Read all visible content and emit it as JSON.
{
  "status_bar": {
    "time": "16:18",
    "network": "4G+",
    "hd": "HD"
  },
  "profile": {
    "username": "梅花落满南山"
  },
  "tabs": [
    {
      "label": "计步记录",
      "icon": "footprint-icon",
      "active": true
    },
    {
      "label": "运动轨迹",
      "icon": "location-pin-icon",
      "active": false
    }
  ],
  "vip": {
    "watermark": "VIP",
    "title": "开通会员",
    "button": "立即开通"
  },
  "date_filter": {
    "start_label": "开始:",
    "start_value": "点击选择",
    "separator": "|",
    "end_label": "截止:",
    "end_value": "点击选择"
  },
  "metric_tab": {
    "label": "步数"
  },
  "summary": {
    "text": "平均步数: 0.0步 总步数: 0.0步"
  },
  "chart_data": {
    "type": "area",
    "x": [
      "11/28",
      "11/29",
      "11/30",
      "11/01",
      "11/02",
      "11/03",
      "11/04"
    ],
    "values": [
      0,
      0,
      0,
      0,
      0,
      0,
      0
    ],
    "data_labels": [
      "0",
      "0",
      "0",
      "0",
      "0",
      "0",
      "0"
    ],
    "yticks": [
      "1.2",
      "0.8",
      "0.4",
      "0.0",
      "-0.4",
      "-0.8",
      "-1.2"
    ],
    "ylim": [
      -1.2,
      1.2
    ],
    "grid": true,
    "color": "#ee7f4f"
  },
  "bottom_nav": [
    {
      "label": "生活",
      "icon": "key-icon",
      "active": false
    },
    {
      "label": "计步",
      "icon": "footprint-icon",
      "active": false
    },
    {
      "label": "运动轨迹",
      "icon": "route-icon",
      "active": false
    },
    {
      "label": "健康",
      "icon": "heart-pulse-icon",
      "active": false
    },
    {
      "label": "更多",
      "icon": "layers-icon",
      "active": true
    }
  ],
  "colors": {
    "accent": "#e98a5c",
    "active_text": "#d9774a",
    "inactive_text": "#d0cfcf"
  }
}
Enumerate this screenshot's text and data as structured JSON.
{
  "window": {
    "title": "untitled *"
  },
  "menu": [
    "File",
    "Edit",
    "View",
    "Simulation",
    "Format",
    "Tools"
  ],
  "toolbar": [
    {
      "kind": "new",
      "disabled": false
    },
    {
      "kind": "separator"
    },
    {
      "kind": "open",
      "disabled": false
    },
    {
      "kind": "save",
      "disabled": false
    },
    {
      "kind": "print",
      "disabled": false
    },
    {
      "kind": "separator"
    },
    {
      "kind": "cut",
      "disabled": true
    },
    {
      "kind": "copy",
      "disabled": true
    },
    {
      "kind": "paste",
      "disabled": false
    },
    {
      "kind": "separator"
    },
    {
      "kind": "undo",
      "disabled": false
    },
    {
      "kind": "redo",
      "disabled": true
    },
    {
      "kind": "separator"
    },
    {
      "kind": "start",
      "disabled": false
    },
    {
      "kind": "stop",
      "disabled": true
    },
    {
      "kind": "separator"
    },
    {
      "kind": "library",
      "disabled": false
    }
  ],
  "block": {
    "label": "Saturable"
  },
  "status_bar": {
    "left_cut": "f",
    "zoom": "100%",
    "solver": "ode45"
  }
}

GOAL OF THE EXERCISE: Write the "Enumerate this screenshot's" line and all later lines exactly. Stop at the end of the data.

OUTPUT FOR THIS EXERCISE:
Enumerate this screenshot's text and data as structured JSON.
{
  "window": {
    "title": "untitled *"
  },
  "menu": [
    "File",
    "Edit",
    "View",
    "Simulation",
    "Format",
    "Tools"
  ],
  "toolbar": [
    {
      "kind": "new",
      "disabled": false
    },
    {
      "kind": "separator"
    },
    {
      "kind": "open",
      "disabled": false
    },
    {
      "kind": "save",
      "disabled": false
    },
    {
      "kind": "print",
      "disabled": false
    },
    {
      "kind": "separator"
    },
    {
      "kind": "cut",
      "disabled": true
    },
    {
      "kind": "copy",
      "disabled": true
    },
    {
      "kind": "paste",
      "disabled": false
    },
    {
      "kind": "separator"
    },
    {
      "kind": "undo",
      "disabled": false
    },
    {
      "kind": "redo",
      "disabled": true
    },
    {
      "kind": "separator"
    },
    {
      "kind": "start",
      "disabled": false
    },
    {
      "kind": "stop",
      "disabled": true
    },
    {
      "kind": "separator"
    },
    {
      "kind": "library",
      "disabled": false
    }
  ],
  "block": {
    "label": "Saturable"
  },
  "status_bar": {
    "left_cut": "f",
    "zoom": "100%",
    "solver": "ode45"
  }
}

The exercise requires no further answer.